These markets are operated by Regional Transmission Organizations and Independent System Operators. The decision by the FERC is expected to enhance competition and promote greater efficiency in American wholesale electricity markets and help to support the resilience of the US bulk power system.
In 2016, the FERC observed, through a Notice of Proposed Rulemaking, that market rules designed for traditional generation resources can create barriers to entry for emerging technologies such as electric storage. The FERC’s final rule will help to remove these barriers by requiring each regional grid operator to revise its tariff to establish a participation model for electric storage resources that consist of market rules properly recognizing the physical and operational characteristics of electric storage resources.
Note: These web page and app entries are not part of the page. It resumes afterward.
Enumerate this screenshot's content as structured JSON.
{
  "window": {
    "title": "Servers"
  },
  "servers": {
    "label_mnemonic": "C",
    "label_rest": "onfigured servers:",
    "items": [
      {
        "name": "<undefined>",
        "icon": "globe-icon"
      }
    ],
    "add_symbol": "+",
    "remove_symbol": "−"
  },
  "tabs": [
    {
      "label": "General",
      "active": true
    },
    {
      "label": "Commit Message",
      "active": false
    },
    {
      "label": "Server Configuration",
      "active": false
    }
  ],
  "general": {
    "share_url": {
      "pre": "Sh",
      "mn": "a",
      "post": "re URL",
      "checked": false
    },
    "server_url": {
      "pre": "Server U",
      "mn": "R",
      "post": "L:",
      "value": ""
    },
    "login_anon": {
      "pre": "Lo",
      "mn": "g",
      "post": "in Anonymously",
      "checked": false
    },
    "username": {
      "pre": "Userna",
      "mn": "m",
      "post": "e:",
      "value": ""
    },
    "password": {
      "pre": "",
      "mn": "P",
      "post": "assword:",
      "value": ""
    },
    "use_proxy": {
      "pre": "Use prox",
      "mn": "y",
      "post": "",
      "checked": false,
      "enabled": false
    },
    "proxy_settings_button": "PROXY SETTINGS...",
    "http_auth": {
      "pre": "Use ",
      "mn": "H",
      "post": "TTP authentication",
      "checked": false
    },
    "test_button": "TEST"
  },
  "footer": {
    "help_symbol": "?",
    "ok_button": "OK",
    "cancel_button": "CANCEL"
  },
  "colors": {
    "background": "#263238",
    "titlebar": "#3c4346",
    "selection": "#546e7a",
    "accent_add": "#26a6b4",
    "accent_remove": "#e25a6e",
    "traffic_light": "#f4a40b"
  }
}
The participation model must ensure that a resource using the model is eligible to provide all capacity, energy and ancillary services that it is technically capable of providing, can be dispatched, and can set the wholesale market clearing price as both a seller and buyer consistent with existing market rules. The model also must account for the physical and operational characteristics of electric storage resources through bidding parameters or other means, and it must set a minimum size requirement that does not exceed 100 KW. The final rule also requires that the sale of electric energy from the wholesale electricity market to an electric storage resource that the resource then resells back to those markets must be at the wholesale locational marginal price.
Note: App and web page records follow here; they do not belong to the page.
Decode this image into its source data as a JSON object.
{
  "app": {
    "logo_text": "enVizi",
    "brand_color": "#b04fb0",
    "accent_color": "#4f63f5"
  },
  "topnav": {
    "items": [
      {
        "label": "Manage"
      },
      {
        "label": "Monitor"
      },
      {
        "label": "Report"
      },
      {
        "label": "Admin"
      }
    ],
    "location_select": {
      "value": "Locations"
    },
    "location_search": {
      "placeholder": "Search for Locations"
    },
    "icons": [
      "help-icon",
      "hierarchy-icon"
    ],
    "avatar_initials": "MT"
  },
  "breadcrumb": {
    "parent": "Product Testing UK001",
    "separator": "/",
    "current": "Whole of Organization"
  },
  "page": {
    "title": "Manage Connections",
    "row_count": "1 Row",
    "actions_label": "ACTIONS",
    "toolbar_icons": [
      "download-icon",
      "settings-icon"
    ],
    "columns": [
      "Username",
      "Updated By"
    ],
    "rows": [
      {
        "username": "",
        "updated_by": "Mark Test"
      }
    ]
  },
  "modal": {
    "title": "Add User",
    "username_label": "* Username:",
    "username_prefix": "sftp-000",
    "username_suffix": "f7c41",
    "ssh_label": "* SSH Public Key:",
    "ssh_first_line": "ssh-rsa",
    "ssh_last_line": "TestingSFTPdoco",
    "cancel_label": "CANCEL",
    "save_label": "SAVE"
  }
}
The Commission also issued a Notice of Technical Conference that identifies questions to help gather additional information to determine what action to take on the distributed energy resource aggregation reforms proposed in the NOPR. Commission staff also will use the technical conference as an opportunity to discuss other technical considerations for the bulk power system related to distributed energy resources.
The final rule takes effect 90 days after publication in the Federal Register. Compliance filings by the RTOs and ISOs are due 270 days after the effective date, with an additional 365 days to implement the tariff revisions.
Image: Ryan McKnight Flickr (Creative Commons Licence)
For additional information: